On this page:
The infrapatella fat pad (sometimes known as Hoffa's pad) is a soft tissue that lies beneath the kneecap. We describe how it is injured and treatment options.
Fat pad impingement symptoms include tenderness around the bottom and under the kneecap. Patients may have a history of being able to over straighten the knee, called knee hyperextension or genu recurvatum. In some cases the bottom of the kneecap may be tilted outwards due to swelling underneath. A therapist or trainer will perform Hoffas test to help diagnose the injury.
With the patient in lying with their knee bent, the examiner presses both thumbs along either side of the patellar tendon, just below the patella. The patient is then asked to straighten their leg. Pain and/or apprehension of the patient is considered a positive sign for fat pad impingement).
The infrapatella fat pad (sometimes known as Hoffa's pad) is a soft tissue that lies beneath the patella (kneecap) separating it from the femoral condyle (end of the thigh bone). In situations where forces are directed at the patella it acts as a shock absorber, thus protecting the underlying structures.
In the case of a forceful direct impact to the kneecap, the fat pad can become impinged (pinched) between the femoral condyle and the patella. As the fat pad is one of the most sensitive structures in the knee, this injury is known to be extremely painful. This condition is normally long-standing as it is aggravated by extension (straightening) of the knee joint. Hence the fat pad comes under constant irritation and may become significantly inflamed.
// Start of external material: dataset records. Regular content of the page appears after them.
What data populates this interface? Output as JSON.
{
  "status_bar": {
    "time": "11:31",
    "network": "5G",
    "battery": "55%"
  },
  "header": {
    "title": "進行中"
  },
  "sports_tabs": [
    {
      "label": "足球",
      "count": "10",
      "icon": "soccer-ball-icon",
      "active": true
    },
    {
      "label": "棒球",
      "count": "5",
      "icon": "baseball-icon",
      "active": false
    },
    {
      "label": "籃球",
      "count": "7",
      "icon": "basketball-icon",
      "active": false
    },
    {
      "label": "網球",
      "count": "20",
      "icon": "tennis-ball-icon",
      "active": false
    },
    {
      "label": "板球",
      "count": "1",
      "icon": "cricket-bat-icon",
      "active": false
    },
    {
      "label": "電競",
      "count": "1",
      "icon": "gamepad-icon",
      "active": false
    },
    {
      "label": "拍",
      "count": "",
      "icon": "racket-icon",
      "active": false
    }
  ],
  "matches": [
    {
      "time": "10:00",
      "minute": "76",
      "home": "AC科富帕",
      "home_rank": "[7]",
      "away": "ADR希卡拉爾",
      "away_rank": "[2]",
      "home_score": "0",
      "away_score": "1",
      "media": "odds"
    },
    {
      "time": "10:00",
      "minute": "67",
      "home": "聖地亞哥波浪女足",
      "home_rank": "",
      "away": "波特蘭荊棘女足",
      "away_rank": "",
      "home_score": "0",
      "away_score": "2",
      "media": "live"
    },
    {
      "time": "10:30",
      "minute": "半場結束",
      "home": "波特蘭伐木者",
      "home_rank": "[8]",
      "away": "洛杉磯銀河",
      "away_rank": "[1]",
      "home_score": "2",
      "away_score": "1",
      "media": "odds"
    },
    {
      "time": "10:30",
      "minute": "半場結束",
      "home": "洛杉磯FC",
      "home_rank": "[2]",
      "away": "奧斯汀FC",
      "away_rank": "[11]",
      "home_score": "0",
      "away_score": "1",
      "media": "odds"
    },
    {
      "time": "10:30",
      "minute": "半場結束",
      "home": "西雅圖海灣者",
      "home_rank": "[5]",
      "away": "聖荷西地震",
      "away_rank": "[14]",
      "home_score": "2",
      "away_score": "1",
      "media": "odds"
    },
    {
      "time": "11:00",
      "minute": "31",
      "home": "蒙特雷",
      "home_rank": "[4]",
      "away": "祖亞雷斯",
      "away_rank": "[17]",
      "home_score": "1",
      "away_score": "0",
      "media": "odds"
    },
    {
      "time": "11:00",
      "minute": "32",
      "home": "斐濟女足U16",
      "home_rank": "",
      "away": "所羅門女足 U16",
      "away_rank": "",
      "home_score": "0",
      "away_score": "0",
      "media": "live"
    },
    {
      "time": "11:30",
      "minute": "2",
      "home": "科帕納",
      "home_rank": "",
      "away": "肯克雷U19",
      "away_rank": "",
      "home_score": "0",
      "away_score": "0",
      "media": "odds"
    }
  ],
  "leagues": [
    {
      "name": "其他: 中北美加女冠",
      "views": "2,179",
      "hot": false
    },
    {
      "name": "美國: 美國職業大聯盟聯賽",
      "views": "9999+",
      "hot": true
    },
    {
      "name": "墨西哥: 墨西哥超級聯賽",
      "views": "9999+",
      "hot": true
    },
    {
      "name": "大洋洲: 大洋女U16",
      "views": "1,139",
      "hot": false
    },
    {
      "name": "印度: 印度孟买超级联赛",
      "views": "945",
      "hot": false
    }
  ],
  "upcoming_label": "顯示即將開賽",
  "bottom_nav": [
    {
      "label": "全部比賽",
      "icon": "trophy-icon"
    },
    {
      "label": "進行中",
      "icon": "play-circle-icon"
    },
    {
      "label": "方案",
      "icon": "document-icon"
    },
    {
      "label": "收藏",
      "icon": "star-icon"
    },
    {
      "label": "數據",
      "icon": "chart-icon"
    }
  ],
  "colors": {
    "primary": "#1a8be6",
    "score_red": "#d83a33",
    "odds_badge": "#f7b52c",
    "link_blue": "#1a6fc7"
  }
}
Treatment of this condition is normally by conservative methods which may include: